— YOUR TASK —
Here the job is to print all of the entries below verbatim and leave out any picture.

— Source data —

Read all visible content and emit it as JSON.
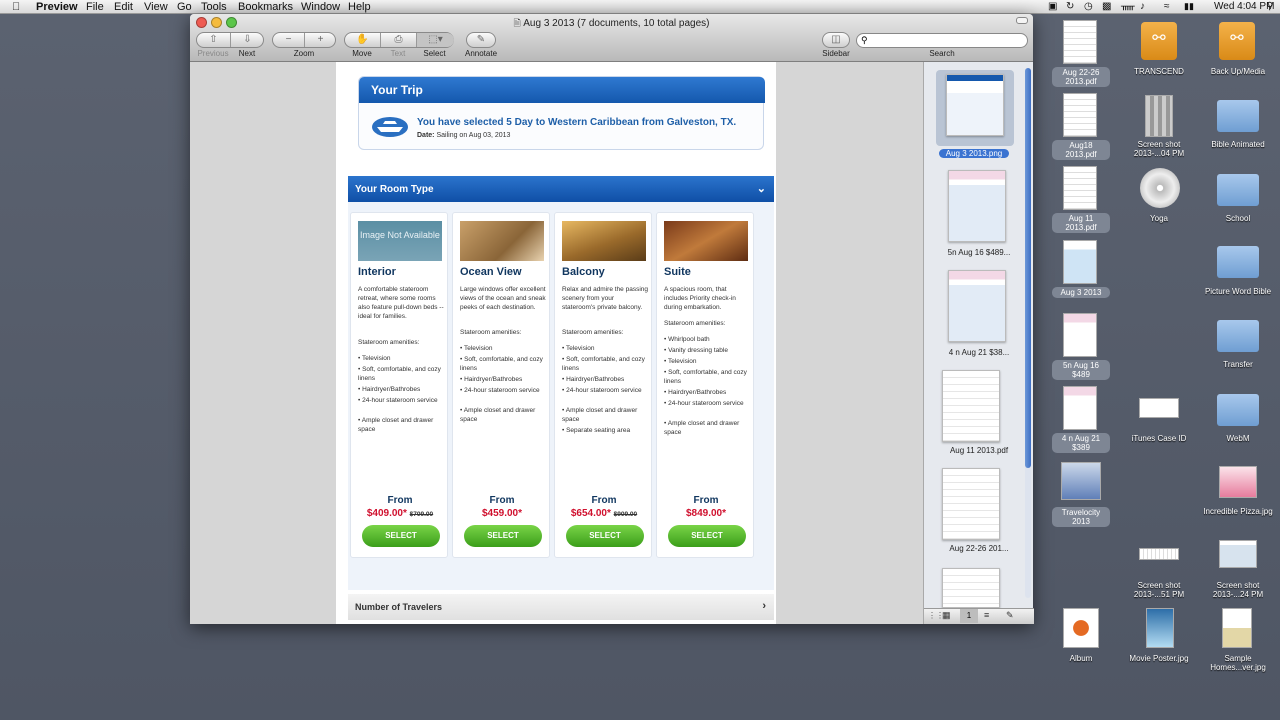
{
  "menubar": {
    "apple": "",
    "app": "Preview",
    "items": [
      "File",
      "Edit",
      "View",
      "Go",
      "Tools",
      "Bookmarks",
      "Window",
      "Help"
    ],
    "clock": "Wed 4:04 PM"
  },
  "window": {
    "title": "Aug 3 2013 (7 documents, 10 total pages)",
    "toolbar": {
      "previous": "Previous",
      "next": "Next",
      "zoom": "Zoom",
      "move": "Move",
      "text": "Text",
      "select": "Select",
      "annotate": "Annotate",
      "sidebar": "Sidebar",
      "search": "Search"
    }
  },
  "trip": {
    "header": "Your Trip",
    "main": "You have selected 5 Day to Western Caribbean from Galveston, TX.",
    "date_label": "Date:",
    "date_value": "Sailing on Aug 03, 2013"
  },
  "room_type": {
    "header": "Your Room Type",
    "cards": [
      {
        "name": "Interior",
        "image_text": "Image Not Available",
        "desc": "A comfortable stateroom retreat, where some rooms also feature pull-down beds -- ideal for families.",
        "amenities_label": "Stateroom amenities:",
        "amenities": [
          "Television",
          "Soft, comfortable, and cozy linens",
          "Hairdryer/Bathrobes",
          "24-hour stateroom service",
          "Ample closet and drawer space"
        ],
        "from": "From",
        "price": "$409.00*",
        "old_price": "$709.00",
        "select": "SELECT"
      },
      {
        "name": "Ocean View",
        "desc": "Large windows offer excellent views of the ocean and sneak peeks of each destination.",
        "amenities_label": "Stateroom amenities:",
        "amenities": [
          "Television",
          "Soft, comfortable, and cozy linens",
          "Hairdryer/Bathrobes",
          "24-hour stateroom service",
          "Ample closet and drawer space"
        ],
        "from": "From",
        "price": "$459.00*",
        "old_price": "",
        "select": "SELECT"
      },
      {
        "name": "Balcony",
        "desc": "Relax and admire the passing scenery from your stateroom's private balcony.",
        "amenities_label": "Stateroom amenities:",
        "amenities": [
          "Television",
          "Soft, comfortable, and cozy linens",
          "Hairdryer/Bathrobes",
          "24-hour stateroom service",
          "Ample closet and drawer space",
          "Separate seating area"
        ],
        "from": "From",
        "price": "$654.00*",
        "old_price": "$909.00",
        "select": "SELECT"
      },
      {
        "name": "Suite",
        "desc": "A spacious room, that includes Priority check-in during embarkation.",
        "amenities_label": "Stateroom amenities:",
        "amenities": [
          "Whirlpool bath",
          "Vanity dressing table",
          "Television",
          "Soft, comfortable, and cozy linens",
          "Hairdryer/Bathrobes",
          "24-hour stateroom service",
          "Ample closet and drawer space"
        ],
        "from": "From",
        "price": "$849.00*",
        "old_price": "",
        "select": "SELECT"
      }
    ]
  },
  "travelers": {
    "header": "Number of Travelers"
  },
  "sidebar": {
    "thumbs": [
      "Aug 3 2013.png",
      "5n Aug 16 $489...",
      "4 n Aug 21 $38...",
      "Aug 11 2013.pdf",
      "Aug 22-26 201..."
    ],
    "page_num": "1"
  },
  "desktop": {
    "col1": [
      "Aug 22-26 2013.pdf",
      "Aug18 2013.pdf",
      "Aug 11 2013.pdf",
      "Aug 3 2013",
      "5n Aug 16 $489",
      "4 n Aug 21 $389",
      "Travelocity 2013",
      "Album"
    ],
    "col2": [
      "TRANSCEND",
      "Screen shot 2013-...04 PM",
      "Yoga",
      "iTunes Case ID",
      "Screen shot 2013-...51 PM",
      "Movie Poster.jpg"
    ],
    "col3": [
      "Back Up/Media",
      "Bible Animated",
      "School",
      "Picture Word Bible",
      "Transfer",
      "WebM",
      "Incredible Pizza.jpg",
      "Screen shot 2013-...24 PM",
      "Sample Homes...ver.jpg"
    ]
  },
  "colors": {
    "desktop": "#565d6b",
    "header_blue": "#1458ad",
    "price_red": "#d0102e",
    "select_green": "#3b9e1a"
  }
}
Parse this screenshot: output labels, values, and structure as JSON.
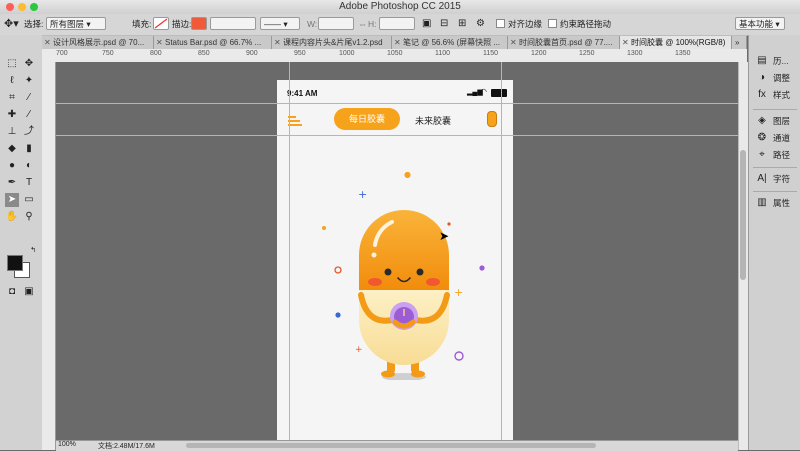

— EXERCISE ANSWER —
Read all visible content and emit it as JSON.
{
  "menubar": {
    "apple": "",
    "app": "Preview",
    "items": [
      "File",
      "Edit",
      "View",
      "Go",
      "Tools",
      "Bookmarks",
      "Window",
      "Help"
    ],
    "clock": "Wed 4:04 PM"
  },
  "window": {
    "title": "Aug 3 2013 (7 documents, 10 total pages)",
    "toolbar": {
      "previous": "Previous",
      "next": "Next",
      "zoom": "Zoom",
      "move": "Move",
      "text": "Text",
      "select": "Select",
      "annotate": "Annotate",
      "sidebar": "Sidebar",
      "search": "Search"
    }
  },
  "trip": {
    "header": "Your Trip",
    "main": "You have selected 5 Day to Western Caribbean from Galveston, TX.",
    "date_label": "Date:",
    "date_value": "Sailing on Aug 03, 2013"
  },
  "room_type": {
    "header": "Your Room Type",
    "cards": [
      {
        "name": "Interior",
        "image_text": "Image Not Available",
        "desc": "A comfortable stateroom retreat, where some rooms also feature pull-down beds -- ideal for families.",
        "amenities_label": "Stateroom amenities:",
        "amenities": [
          "Television",
          "Soft, comfortable, and cozy linens",
          "Hairdryer/Bathrobes",
          "24-hour stateroom service",
          "Ample closet and drawer space"
        ],
        "from": "From",
        "price": "$409.00*",
        "old_price": "$709.00",
        "select": "SELECT"
      },
      {
        "name": "Ocean View",
        "desc": "Large windows offer excellent views of the ocean and sneak peeks of each destination.",
        "amenities_label": "Stateroom amenities:",
        "amenities": [
          "Television",
          "Soft, comfortable, and cozy linens",
          "Hairdryer/Bathrobes",
          "24-hour stateroom service",
          "Ample closet and drawer space"
        ],
        "from": "From",
        "price": "$459.00*",
        "old_price": "",
        "select": "SELECT"
      },
      {
        "name": "Balcony",
        "desc": "Relax and admire the passing scenery from your stateroom's private balcony.",
        "amenities_label": "Stateroom amenities:",
        "amenities": [
          "Television",
          "Soft, comfortable, and cozy linens",
          "Hairdryer/Bathrobes",
          "24-hour stateroom service",
          "Ample closet and drawer space",
          "Separate seating area"
        ],
        "from": "From",
        "price": "$654.00*",
        "old_price": "$909.00",
        "select": "SELECT"
      },
      {
        "name": "Suite",
        "desc": "A spacious room, that includes Priority check-in during embarkation.",
        "amenities_label": "Stateroom amenities:",
        "amenities": [
          "Whirlpool bath",
          "Vanity dressing table",
          "Television",
          "Soft, comfortable, and cozy linens",
          "Hairdryer/Bathrobes",
          "24-hour stateroom service",
          "Ample closet and drawer space"
        ],
        "from": "From",
        "price": "$849.00*",
        "old_price": "",
        "select": "SELECT"
      }
    ]
  },
  "travelers": {
    "header": "Number of Travelers"
  },
  "sidebar": {
    "thumbs": [
      "Aug 3 2013.png",
      "5n Aug 16 $489...",
      "4 n Aug 21 $38...",
      "Aug 11 2013.pdf",
      "Aug 22-26 201..."
    ],
    "page_num": "1"
  },
  "desktop": {
    "col1": [
      "Aug 22-26 2013.pdf",
      "Aug18 2013.pdf",
      "Aug 11 2013.pdf",
      "Aug 3 2013",
      "5n Aug 16 $489",
      "4 n Aug 21 $389",
      "Travelocity 2013",
      "Album"
    ],
    "col2": [
      "TRANSCEND",
      "Screen shot 2013-...04 PM",
      "Yoga",
      "iTunes Case ID",
      "Screen shot 2013-...51 PM",
      "Movie Poster.jpg"
    ],
    "col3": [
      "Back Up/Media",
      "Bible Animated",
      "School",
      "Picture Word Bible",
      "Transfer",
      "WebM",
      "Incredible Pizza.jpg",
      "Screen shot 2013-...24 PM",
      "Sample Homes...ver.jpg"
    ]
  },
  "colors": {
    "desktop": "#565d6b",
    "header_blue": "#1458ad",
    "price_red": "#d0102e",
    "select_green": "#3b9e1a"
  }
}
Parse this screenshot: output labels, values, and structure as JSON.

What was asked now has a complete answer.